The question is, who is responsible? Ben and his companions chose to take the hike. While their hike was not designed to be a "bold adventure into the wilderness," like the hike taken by the Explorer Scout group in Utah, no person or agency can be held responsible for an act of nature.


Experiencing the wilderness has always been a high priority for me and my children. Ben has been an avid skier, mountaineer, rock climber and adventurer his entire life. While his recovery was a long, difficult process over a number of years and his accident resulted in many profound changes, it did not change his lust for the wilderness. As soon as he healed enough to travel, Ben was off on new adventures - to Alaska and more recently to India.


I am grateful to Yosemite National Park, to the competent and efficient search and rescue team whose quick actions saved my son's life and supported his companions during the crisis.
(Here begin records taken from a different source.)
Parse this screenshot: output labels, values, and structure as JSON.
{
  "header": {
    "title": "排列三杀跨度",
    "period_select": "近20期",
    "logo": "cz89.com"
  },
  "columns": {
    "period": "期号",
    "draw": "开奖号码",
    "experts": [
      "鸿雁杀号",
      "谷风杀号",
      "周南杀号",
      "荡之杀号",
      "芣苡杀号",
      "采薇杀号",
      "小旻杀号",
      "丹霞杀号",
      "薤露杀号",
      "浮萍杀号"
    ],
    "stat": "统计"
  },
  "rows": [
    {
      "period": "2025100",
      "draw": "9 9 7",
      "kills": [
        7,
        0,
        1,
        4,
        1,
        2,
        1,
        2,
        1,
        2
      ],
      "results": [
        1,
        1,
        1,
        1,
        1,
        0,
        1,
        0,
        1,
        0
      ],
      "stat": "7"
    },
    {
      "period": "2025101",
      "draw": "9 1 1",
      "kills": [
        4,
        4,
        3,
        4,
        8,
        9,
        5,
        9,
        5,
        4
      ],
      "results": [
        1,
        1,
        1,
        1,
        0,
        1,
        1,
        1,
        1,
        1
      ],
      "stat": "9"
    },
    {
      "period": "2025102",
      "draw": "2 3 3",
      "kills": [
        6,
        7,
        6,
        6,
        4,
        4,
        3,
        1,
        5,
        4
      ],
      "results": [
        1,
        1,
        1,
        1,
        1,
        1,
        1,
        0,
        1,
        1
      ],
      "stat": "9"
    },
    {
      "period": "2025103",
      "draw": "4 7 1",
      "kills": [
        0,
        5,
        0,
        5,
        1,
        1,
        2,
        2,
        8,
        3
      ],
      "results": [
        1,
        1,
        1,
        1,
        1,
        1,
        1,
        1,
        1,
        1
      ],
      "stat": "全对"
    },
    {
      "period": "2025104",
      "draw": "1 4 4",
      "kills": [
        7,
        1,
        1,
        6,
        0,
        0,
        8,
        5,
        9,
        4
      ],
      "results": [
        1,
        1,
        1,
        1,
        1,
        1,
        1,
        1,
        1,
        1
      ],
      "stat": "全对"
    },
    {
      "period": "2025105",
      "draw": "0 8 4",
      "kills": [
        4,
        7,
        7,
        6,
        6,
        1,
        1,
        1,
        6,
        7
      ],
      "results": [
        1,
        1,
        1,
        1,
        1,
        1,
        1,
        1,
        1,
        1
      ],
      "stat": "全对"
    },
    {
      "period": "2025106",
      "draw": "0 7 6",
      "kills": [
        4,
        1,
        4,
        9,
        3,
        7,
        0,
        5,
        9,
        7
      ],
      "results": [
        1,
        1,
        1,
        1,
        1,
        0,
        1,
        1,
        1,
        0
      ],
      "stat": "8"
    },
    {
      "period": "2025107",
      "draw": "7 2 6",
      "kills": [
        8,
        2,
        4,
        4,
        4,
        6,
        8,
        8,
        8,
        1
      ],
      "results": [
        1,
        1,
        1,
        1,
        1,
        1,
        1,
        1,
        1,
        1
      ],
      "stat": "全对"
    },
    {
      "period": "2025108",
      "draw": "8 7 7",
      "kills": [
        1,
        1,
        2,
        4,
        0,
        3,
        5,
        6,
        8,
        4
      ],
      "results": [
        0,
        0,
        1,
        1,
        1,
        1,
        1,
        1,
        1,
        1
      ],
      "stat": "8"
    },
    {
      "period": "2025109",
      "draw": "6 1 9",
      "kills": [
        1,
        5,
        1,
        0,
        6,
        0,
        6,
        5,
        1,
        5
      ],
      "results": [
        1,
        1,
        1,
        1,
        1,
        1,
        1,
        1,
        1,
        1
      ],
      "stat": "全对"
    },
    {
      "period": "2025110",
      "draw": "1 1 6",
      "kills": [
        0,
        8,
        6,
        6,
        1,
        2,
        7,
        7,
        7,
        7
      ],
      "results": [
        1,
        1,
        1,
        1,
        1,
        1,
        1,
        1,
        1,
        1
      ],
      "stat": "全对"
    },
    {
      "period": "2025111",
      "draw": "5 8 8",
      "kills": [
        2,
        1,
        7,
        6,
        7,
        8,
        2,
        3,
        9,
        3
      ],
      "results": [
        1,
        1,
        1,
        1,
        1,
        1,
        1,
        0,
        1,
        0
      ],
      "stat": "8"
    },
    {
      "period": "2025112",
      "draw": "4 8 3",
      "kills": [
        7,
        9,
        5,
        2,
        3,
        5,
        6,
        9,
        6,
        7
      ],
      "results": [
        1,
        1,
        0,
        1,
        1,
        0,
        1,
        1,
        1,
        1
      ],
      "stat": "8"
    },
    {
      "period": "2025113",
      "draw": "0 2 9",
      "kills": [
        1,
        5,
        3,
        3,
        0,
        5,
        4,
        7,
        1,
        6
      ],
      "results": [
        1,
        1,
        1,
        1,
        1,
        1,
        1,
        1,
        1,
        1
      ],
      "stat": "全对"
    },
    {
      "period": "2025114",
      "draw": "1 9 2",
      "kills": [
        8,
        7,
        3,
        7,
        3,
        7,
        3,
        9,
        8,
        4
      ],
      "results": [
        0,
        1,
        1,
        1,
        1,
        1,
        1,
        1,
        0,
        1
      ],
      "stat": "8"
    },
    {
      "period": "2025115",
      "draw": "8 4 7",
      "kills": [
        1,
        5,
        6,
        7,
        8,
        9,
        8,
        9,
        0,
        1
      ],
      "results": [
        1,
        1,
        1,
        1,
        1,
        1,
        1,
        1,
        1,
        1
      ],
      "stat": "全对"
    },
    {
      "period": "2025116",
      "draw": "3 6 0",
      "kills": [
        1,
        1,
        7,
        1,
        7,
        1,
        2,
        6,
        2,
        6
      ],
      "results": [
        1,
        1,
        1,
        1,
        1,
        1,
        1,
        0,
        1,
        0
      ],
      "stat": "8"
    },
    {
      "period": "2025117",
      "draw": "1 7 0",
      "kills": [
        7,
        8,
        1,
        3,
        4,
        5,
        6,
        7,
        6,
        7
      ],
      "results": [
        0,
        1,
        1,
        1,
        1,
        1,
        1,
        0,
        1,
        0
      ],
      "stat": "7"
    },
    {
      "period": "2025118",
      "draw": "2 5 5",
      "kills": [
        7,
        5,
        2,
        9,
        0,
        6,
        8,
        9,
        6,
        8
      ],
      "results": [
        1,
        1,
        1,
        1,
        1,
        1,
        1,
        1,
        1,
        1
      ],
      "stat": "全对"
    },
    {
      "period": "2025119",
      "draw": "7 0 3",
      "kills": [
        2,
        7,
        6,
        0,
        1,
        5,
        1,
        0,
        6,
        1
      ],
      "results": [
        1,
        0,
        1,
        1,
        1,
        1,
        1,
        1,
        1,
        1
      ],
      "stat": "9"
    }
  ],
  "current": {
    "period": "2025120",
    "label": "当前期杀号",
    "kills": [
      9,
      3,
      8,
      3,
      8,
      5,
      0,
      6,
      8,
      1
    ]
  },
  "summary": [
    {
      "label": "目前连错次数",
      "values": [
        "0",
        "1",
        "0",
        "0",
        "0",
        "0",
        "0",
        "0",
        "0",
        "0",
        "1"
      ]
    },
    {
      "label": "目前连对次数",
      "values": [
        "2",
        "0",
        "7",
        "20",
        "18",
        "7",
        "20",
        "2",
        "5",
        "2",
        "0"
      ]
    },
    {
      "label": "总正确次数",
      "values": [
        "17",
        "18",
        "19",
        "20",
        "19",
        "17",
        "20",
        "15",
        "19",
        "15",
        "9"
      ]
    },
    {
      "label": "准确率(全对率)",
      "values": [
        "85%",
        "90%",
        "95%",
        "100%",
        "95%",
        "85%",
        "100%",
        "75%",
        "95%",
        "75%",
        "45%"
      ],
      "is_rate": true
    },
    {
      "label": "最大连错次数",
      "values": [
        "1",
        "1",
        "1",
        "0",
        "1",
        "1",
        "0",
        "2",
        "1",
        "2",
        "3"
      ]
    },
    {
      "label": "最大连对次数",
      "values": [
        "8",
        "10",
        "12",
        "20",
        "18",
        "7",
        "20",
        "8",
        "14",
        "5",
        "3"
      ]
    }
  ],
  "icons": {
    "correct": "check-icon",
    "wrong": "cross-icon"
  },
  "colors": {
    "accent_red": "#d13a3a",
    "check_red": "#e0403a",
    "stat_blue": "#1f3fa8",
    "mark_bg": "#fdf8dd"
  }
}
I believe in the mission of national parks to preserve and protect the wilderness for us and future generations. It is clear that national parks have an obligation to educate visitors about the special features of the park, to inform people about seasonal conditions, and to warn about potential dangers. But then what? I believe it is up to each person to evaluate the advice and to make his or her decision.


National parks aren't our parents, and I resent regulations designed to "take care of me in the wilderness." I am also outraged when people sue parks for monetary gain. I don't want my freedoms infringed upon by a Park Service that worries about being sued.


Let us not burden the Park Service with responsibilities we need to take for ourselves. With the privileges of wilderness adventure comes responsibility. Would you rather be stripped of the privileges or accept responsibility for your actions? n





Joyce G. Gellhorn works for the National Center for Atmospheric Research in Boulder, Colorado, where she directs teacher-training programs.